Can You Freeze Bread Dough After It's Already Risen?

There are few things that smell better than the aroma of freshly baked bread. And it isn't just the smell of homemade bread that has an appeal. Bread making requires you to work with your hands to mix, knead, shape, and in the case of scored loaves, mark the dough into an edible work of art. As delicious as the end result can be, and no matter how accomplished you may feel after making a loaf, it's often an endeavor that we can reserve for slow weekends at home since making bread from scratch takes some time.

One workaround is to make your dough in the evening, store it in the fridge overnight, and bake it the next day, as King Arthur details. And refrigerated bread dough will actually develop a richer flavor since it ferments while in the fridge. However, what if you have bread dough in your fridge, but your plans change and suddenly you aren't able to bake it the next day? The good news is you don't have to toss it out, you can put the dough in the freezer to make later, but there are some things you need to know before you do that.

Timing is the key to success

Bread dough can be frozen, but the key is to make sure you place it in the freezer at the right time. As The Spruce Eats reports, a bread dough that's made using yeast can be frozen, as long as you've shaped it and it has gone through its first rise. This step is important and will determine the success of your bread, since according to Bob's Red Mill, ensuring the proper amount of time for a dough's rise is what gives bread its desired fluffy texture.

Some bread only requires one rise, such as English muffin dough, although many need a second rise. And MasterClass notes that frozen bread dough that's been through its first rise can rise a second time, it just needs to thaw first. If you don't have time to let your dough go through the first rise before freezing, Taste of Home reports that it is possible to bake bread from frozen dough that hasn't risen. 

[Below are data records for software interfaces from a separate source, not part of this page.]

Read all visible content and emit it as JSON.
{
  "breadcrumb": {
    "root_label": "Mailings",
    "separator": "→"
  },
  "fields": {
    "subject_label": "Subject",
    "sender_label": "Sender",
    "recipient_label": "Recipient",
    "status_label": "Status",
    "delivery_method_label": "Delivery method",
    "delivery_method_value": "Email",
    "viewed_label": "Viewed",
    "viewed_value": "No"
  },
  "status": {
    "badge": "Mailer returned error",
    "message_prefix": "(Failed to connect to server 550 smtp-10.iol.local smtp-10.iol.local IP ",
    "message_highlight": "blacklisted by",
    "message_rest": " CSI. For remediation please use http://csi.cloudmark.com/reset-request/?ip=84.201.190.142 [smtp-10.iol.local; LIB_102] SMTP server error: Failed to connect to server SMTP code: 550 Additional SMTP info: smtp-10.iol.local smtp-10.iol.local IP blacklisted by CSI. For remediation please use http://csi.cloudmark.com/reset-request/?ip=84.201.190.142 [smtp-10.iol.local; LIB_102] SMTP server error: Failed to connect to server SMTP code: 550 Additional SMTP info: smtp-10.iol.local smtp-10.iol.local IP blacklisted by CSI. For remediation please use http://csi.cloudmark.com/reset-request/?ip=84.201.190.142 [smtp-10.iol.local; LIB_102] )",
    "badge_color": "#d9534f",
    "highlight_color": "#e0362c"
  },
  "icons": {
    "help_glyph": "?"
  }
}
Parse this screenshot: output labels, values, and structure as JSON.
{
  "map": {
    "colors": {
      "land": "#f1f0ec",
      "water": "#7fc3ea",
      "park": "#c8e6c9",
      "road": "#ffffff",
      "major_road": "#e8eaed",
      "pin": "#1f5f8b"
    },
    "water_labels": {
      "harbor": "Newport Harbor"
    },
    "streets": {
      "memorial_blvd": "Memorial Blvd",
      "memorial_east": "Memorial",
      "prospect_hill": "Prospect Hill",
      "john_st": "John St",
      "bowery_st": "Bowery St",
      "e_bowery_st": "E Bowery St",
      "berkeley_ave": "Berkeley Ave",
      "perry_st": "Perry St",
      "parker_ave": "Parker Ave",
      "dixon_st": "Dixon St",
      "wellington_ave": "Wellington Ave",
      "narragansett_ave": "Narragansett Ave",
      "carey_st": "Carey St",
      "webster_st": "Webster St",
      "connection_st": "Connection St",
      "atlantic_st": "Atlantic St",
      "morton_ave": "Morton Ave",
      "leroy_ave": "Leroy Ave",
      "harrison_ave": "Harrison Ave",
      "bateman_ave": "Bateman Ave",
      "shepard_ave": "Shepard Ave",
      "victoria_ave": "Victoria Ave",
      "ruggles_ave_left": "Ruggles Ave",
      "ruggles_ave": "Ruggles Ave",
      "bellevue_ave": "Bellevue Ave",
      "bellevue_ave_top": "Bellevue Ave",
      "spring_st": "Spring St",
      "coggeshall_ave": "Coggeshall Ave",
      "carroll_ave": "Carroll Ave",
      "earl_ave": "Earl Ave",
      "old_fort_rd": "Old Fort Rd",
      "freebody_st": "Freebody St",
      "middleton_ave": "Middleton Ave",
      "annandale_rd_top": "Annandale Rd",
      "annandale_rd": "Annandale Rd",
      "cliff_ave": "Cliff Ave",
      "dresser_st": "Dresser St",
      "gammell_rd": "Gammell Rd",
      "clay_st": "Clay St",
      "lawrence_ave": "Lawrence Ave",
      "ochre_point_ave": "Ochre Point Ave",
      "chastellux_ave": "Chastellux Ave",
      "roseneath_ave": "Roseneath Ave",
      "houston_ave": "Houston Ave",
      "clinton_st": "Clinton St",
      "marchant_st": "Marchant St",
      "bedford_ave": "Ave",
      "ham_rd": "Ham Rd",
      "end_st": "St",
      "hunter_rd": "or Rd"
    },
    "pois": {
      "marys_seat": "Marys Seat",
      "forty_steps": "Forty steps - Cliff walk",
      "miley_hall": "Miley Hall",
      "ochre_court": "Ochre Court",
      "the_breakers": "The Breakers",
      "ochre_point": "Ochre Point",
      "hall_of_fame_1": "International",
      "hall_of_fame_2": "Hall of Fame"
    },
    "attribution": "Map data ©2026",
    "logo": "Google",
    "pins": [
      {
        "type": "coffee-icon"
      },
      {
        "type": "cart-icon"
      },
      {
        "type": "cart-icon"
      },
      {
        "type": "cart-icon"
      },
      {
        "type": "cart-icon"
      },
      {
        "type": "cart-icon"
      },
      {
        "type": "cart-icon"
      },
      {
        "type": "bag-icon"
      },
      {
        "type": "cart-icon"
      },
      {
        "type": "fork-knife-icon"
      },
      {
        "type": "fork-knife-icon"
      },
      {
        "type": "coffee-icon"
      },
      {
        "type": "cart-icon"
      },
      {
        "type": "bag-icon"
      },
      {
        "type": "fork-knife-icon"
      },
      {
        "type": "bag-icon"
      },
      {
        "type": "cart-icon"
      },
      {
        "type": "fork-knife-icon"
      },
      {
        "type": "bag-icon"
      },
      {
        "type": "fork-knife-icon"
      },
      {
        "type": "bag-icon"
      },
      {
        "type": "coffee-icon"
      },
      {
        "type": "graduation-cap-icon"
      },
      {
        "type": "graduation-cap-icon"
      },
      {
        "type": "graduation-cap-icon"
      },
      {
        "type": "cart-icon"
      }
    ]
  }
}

The article cautions that the dough will need to thaw overnight in the fridge first, and then it will need to rest in a warm place to rise but know that this method means it can take up to two times as long for the dough to reach its first rise. So, no matter which method you opt for, putting the dough in the freezer means a freshly baked loaf of bread is always within reach.